Supplied data:
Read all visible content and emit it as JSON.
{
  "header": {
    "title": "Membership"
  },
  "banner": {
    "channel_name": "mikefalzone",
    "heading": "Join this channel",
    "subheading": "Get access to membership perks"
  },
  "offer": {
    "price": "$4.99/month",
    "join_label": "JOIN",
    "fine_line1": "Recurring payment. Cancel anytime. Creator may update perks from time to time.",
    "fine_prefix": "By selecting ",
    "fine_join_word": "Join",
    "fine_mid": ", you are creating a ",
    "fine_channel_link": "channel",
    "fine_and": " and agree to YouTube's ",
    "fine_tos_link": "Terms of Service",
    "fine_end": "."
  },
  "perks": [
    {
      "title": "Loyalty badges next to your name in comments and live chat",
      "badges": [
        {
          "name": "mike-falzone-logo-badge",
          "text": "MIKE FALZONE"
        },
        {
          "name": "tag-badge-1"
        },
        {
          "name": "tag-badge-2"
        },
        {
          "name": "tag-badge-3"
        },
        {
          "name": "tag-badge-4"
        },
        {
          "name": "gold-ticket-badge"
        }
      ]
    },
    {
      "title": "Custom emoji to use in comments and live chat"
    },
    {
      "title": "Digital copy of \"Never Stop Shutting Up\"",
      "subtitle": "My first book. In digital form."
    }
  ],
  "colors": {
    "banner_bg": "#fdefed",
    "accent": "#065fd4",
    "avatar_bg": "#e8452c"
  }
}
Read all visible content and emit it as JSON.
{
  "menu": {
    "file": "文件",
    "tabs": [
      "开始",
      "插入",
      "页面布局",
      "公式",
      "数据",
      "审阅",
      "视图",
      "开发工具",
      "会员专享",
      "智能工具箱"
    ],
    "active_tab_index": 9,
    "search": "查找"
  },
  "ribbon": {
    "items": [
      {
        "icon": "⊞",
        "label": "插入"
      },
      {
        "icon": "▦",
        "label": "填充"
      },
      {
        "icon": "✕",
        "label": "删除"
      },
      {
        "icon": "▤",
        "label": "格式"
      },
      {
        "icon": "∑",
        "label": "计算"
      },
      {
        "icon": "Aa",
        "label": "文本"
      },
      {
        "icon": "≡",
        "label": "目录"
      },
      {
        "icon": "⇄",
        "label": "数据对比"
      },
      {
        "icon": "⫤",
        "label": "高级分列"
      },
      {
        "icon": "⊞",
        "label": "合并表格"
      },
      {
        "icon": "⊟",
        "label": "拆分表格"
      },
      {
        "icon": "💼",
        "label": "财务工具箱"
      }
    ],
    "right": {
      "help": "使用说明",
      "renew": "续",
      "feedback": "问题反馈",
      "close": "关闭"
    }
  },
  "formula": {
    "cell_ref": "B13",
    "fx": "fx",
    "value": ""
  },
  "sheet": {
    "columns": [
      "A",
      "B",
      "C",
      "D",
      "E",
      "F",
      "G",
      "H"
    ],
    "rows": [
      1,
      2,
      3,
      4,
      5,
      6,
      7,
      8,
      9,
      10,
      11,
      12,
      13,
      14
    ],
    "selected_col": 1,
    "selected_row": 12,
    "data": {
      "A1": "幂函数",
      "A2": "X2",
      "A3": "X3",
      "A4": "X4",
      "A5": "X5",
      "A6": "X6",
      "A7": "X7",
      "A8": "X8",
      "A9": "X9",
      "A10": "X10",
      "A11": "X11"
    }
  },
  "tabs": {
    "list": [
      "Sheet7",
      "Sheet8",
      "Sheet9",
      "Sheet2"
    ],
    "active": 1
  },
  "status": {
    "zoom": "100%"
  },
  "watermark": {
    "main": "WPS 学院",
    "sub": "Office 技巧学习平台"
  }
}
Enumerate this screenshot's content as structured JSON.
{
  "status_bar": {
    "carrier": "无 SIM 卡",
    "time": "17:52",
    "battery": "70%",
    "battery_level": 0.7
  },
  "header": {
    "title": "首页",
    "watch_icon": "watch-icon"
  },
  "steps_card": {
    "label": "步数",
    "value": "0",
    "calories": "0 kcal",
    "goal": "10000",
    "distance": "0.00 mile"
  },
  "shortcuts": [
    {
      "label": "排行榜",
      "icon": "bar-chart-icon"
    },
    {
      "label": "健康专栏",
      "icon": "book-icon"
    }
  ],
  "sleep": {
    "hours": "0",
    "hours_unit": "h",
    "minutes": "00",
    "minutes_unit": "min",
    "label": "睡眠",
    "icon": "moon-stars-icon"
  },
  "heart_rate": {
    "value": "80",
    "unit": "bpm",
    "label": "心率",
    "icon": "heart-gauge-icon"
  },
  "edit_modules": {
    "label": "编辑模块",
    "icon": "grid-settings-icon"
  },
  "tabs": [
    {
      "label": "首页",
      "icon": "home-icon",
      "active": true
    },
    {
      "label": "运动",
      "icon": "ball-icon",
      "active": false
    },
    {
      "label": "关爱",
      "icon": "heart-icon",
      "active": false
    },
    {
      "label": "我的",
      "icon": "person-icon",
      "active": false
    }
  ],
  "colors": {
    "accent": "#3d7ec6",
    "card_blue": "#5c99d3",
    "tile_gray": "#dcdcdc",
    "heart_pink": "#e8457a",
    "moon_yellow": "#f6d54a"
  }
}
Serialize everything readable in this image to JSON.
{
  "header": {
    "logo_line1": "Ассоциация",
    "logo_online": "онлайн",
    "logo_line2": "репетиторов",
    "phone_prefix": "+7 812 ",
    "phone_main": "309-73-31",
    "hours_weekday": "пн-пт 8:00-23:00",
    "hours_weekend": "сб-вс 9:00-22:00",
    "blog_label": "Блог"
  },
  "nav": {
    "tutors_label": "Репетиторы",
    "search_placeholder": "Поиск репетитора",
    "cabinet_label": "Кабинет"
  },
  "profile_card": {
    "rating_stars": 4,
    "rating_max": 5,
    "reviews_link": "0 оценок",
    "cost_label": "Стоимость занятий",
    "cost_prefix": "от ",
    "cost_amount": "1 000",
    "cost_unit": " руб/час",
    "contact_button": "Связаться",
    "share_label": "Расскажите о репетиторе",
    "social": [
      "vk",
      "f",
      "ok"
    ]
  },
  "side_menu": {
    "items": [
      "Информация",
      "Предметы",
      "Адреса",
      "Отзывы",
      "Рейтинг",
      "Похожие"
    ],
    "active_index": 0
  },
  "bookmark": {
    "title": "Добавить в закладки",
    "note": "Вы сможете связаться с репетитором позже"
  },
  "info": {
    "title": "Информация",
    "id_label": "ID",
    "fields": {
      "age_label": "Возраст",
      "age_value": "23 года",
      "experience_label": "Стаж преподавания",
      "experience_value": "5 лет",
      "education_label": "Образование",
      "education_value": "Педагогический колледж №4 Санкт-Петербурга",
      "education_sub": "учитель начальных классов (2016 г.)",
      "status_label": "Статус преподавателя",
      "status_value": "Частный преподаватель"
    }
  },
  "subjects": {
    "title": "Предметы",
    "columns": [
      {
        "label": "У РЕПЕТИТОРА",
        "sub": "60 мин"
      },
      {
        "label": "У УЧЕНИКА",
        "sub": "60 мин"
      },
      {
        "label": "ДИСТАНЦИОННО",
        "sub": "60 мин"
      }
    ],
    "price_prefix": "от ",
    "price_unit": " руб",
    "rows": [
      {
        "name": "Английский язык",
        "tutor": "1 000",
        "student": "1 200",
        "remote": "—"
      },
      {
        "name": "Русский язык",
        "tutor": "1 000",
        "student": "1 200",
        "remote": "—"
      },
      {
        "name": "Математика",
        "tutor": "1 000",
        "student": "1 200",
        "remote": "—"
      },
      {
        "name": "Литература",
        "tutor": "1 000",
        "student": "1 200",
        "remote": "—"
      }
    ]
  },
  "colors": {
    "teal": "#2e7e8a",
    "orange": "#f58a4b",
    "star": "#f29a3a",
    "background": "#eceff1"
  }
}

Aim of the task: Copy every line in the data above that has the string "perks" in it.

Written solution:
    "subheading": "Get access to membership perks"
    "fine_line1": "Recurring payment. Cancel anytime. Creator may update perks from time to time.",
  "perks": [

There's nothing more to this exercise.